- You aren’t supposed to act like a market-maker; if it’s known you aspire to risk-free profits, they might use their power to hurt you:
- lower allocations on new deals
- tougher in haggling
- Reputation matters
- Gravitate secondary trading business to those who “walk the walk”
The Education of a Corporate Bond Manager, Part X
On how we almost did a CDO, and how it fell apart. Also, how to make money in the bond market when you reach the risk limits.
- You can only do deal #2 if you’ve done deal #1
- Macro theme: stability usually triumphs over discontinuity
The Education of a Corporate Bond Manager, Part XI
On my biggest mistakes in managing bonds. Also, on aggressive life insurance managements.
- Bonds are asymmetric
- Paid to be cautious regarding failure
- When in doubt, sell
- Don’t always take your broker at face value
The Education of a Corporate Bond Manager, Part XII (The End)
On bond technical analysis, and how to deal with a rapidly growing client. Also, the end of my time as a bond manager, and the parties that came as a result. Oh, and putting your subordinates first.
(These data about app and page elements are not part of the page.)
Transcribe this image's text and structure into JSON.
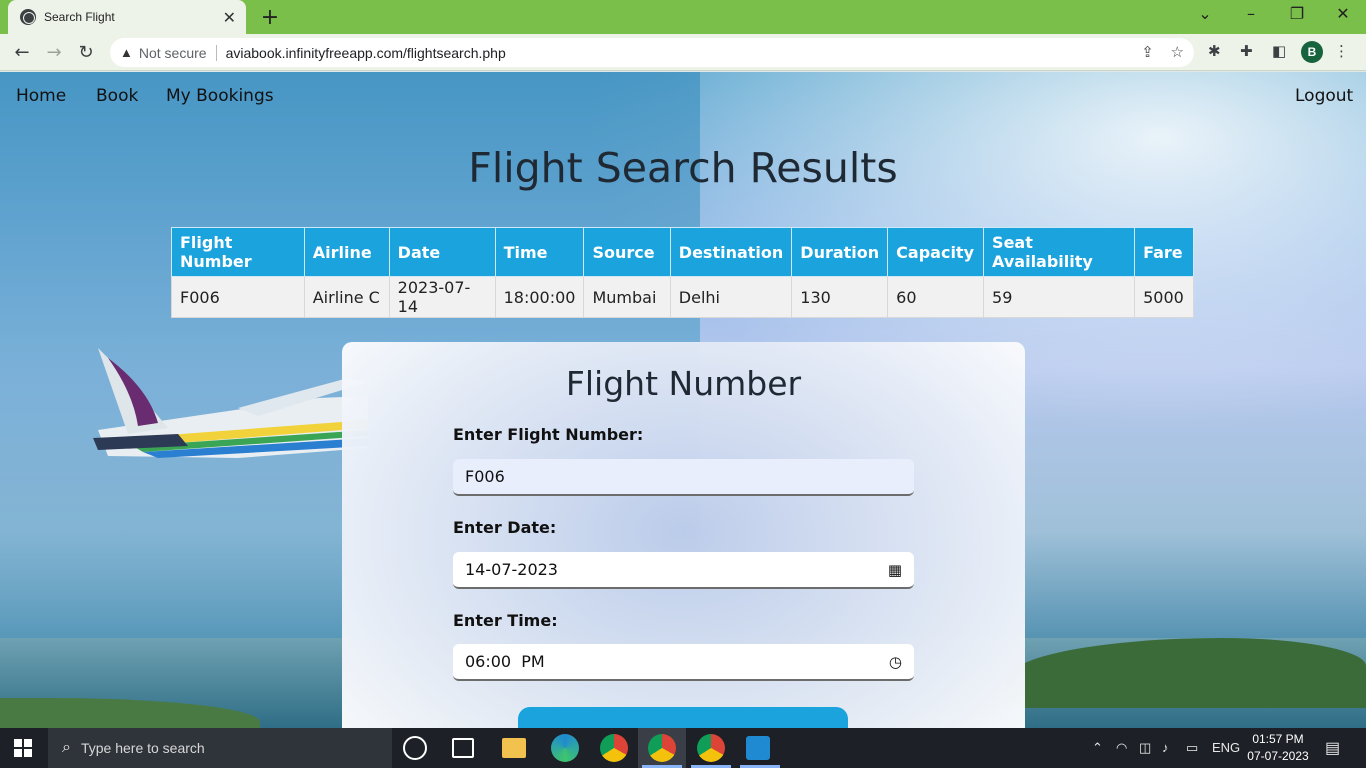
{
  "browser": {
    "tab_title": "Search Flight",
    "not_secure": "Not secure",
    "url": "aviabook.infinityfreeapp.com/flightsearch.php",
    "profile_initial": "B"
  },
  "nav": {
    "home": "Home",
    "book": "Book",
    "my_bookings": "My Bookings",
    "logout": "Logout"
  },
  "page_title": "Flight Search Results",
  "table": {
    "headers": [
      "Flight Number",
      "Airline",
      "Date",
      "Time",
      "Source",
      "Destination",
      "Duration",
      "Capacity",
      "Seat Availability",
      "Fare"
    ],
    "rows": [
      [
        "F006",
        "Airline C",
        "2023-07-14",
        "18:00:00",
        "Mumbai",
        "Delhi",
        "130",
        "60",
        "59",
        "5000"
      ]
    ]
  },
  "form": {
    "heading": "Flight Number",
    "flight_label": "Enter Flight Number:",
    "flight_value": "F006",
    "date_label": "Enter Date:",
    "date_value": "14-07-2023",
    "time_label": "Enter Time:",
    "time_value": "06:00  PM"
  },
  "taskbar": {
    "search_placeholder": "Type here to search",
    "language": "ENG",
    "time": "01:57 PM",
    "date": "07-07-2023"
  },
  "colors": {
    "accent": "#1aa3dc",
    "tabbar": "#7bbf4b"
  }
}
- On timing purchases and sales:
- the large brokers generally know who is doing what
- be nice to sales coverage, you’d be amazed what they’ll tell you
- keeping the VIX on screen helped accelerate or slow down purchases and sales in a given day; yield spreads lag behind option volatility
- On time horizons:
- Three horizons
- credit cycle
- On scaling:
- moving in and out of positions slowly, as market conditions warranted, is useful
- “Never demand liquidity unless it is an emergency and you meet the strenuous test that you know something everyone else does not. But, make others pay up for liquidity where possible. You are doing them a service.”